### EXERCISE REQUIREMENTS:
When the string "this" occurs in a line of the records, show that line.

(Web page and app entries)
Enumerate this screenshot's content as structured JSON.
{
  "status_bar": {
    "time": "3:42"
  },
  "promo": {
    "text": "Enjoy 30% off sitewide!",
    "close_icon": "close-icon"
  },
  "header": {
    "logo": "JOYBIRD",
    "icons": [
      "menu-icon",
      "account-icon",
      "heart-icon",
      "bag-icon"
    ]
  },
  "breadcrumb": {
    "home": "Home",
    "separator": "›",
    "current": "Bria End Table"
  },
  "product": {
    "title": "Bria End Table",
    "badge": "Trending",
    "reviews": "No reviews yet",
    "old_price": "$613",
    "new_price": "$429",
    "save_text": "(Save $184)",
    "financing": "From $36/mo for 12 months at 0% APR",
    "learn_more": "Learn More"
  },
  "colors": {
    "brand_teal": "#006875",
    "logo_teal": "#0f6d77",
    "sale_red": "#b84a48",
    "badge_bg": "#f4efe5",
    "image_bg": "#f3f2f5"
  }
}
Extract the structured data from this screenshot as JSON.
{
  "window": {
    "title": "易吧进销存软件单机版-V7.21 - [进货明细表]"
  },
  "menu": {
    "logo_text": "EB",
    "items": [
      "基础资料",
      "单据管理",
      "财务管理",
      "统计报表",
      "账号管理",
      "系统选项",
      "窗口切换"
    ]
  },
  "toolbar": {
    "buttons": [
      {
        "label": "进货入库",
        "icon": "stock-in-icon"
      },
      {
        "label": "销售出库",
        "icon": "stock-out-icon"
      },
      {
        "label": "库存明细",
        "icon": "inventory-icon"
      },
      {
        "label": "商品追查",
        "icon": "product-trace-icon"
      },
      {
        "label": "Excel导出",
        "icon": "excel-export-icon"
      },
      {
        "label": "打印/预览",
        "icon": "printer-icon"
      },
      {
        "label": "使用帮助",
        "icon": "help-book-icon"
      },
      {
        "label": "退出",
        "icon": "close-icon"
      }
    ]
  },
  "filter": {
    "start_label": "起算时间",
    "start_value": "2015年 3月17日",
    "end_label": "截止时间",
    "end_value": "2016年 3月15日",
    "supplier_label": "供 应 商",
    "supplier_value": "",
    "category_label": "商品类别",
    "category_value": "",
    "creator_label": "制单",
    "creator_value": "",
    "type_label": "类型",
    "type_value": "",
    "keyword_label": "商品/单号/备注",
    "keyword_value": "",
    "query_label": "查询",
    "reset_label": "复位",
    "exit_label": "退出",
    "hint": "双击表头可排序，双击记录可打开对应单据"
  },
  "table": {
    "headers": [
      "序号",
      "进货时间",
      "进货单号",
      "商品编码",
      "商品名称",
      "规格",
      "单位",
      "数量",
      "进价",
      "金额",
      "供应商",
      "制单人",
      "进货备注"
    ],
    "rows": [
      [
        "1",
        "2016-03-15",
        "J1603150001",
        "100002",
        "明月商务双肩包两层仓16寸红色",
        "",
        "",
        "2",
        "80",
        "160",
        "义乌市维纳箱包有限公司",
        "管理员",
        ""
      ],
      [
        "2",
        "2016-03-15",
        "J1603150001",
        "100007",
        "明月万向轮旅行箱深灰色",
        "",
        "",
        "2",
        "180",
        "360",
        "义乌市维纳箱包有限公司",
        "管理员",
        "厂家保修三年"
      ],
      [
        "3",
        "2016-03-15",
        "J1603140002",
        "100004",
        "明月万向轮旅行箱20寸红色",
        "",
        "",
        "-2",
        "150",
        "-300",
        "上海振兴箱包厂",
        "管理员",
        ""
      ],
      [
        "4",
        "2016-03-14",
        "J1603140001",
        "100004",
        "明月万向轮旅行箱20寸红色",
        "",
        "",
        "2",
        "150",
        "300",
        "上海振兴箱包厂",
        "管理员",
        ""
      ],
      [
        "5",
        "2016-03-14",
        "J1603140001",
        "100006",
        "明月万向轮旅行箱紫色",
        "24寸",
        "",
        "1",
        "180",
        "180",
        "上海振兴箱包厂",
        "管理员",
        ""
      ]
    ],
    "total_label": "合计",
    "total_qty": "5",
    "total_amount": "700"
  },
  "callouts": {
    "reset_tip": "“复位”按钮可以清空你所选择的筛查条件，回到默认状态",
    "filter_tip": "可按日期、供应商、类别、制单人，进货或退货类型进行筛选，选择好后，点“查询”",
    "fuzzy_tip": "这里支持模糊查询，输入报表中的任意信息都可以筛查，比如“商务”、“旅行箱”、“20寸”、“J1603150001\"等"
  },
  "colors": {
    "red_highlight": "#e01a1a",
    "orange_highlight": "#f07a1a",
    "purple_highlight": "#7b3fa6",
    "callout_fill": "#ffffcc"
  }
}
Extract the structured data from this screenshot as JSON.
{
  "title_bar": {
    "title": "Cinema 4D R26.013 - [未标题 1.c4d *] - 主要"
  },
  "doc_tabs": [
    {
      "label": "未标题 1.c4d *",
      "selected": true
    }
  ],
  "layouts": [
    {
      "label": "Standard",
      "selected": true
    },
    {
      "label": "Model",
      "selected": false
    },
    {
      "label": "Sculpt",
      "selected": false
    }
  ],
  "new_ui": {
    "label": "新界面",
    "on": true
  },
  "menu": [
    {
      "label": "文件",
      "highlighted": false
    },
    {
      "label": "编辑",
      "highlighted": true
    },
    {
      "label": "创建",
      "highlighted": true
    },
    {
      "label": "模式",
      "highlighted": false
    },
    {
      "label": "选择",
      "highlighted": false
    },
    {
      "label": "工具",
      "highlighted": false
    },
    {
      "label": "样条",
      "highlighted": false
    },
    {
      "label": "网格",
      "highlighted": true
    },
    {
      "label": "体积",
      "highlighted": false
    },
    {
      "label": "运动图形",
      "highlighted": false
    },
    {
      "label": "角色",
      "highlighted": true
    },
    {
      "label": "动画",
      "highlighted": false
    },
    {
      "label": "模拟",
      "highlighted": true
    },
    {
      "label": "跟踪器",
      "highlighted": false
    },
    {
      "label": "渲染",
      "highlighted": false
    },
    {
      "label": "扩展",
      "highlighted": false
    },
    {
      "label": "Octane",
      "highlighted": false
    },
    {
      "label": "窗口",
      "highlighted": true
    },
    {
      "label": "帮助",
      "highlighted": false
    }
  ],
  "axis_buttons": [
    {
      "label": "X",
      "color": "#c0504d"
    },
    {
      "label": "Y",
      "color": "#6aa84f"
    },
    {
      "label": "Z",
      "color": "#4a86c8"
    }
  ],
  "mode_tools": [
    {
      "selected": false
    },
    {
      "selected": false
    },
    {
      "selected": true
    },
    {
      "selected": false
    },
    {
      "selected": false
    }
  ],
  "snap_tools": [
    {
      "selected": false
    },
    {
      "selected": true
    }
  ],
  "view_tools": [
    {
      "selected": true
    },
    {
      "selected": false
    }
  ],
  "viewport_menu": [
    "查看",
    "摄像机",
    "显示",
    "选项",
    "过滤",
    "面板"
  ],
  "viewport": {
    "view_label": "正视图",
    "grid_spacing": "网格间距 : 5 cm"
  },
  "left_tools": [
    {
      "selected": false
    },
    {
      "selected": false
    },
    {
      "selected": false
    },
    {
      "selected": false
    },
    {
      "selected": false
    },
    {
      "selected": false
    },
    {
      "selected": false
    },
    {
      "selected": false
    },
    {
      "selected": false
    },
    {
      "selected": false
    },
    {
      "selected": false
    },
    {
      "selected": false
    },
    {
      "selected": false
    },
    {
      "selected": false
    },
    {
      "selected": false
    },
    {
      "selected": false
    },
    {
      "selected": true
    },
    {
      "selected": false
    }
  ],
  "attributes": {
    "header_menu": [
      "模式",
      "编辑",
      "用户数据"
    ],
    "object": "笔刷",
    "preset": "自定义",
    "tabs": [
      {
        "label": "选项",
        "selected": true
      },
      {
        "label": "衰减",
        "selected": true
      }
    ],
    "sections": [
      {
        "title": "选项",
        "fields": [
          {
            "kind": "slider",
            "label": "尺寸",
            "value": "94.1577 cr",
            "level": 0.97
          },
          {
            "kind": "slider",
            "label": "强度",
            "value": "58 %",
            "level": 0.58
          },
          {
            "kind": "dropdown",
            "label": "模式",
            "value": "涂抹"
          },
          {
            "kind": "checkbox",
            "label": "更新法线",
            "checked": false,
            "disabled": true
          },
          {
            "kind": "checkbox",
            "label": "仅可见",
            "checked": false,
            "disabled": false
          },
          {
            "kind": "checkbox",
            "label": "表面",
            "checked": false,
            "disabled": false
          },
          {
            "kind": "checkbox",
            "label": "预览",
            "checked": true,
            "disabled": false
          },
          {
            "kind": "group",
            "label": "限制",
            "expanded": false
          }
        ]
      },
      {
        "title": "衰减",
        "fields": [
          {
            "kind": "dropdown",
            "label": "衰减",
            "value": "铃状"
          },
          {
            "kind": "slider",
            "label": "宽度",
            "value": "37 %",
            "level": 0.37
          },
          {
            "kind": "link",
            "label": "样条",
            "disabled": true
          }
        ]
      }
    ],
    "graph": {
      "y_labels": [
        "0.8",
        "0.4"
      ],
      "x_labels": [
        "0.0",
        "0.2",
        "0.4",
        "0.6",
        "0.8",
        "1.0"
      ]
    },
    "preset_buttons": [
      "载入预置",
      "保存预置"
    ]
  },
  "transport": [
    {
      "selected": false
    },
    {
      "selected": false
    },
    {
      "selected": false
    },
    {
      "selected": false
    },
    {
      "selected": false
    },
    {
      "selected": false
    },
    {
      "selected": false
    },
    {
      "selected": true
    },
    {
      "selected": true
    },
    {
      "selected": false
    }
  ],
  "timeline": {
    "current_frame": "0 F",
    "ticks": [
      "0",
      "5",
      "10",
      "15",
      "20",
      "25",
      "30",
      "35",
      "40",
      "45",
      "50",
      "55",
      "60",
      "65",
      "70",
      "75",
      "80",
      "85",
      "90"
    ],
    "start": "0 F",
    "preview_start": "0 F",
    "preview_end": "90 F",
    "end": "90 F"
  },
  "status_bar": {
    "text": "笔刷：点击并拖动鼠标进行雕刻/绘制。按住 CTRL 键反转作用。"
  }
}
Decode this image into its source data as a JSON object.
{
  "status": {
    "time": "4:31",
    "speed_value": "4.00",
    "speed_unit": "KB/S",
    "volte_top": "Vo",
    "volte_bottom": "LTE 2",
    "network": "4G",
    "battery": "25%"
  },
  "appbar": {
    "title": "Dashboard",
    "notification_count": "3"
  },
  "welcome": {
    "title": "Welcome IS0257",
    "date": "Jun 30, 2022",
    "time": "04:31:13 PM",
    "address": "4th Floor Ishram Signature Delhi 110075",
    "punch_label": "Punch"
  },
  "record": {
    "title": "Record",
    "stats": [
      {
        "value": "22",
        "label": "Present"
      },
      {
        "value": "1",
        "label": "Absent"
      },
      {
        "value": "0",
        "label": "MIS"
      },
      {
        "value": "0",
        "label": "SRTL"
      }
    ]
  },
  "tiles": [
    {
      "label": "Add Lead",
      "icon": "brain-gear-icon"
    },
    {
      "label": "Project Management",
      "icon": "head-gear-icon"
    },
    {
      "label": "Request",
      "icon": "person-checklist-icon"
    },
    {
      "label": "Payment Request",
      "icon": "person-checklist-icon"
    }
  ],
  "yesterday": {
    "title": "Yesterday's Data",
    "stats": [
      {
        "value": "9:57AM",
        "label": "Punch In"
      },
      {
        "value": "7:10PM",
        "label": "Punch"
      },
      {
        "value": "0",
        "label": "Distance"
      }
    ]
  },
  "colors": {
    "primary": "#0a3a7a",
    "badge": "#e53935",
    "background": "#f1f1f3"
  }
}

### SOLUTION:
Enumerate this screenshot's content as structured JSON.
Extract the structured data from this screenshot as JSON.
Extract the structured data from this screenshot as JSON.
Decode this image into its source data as a JSON object.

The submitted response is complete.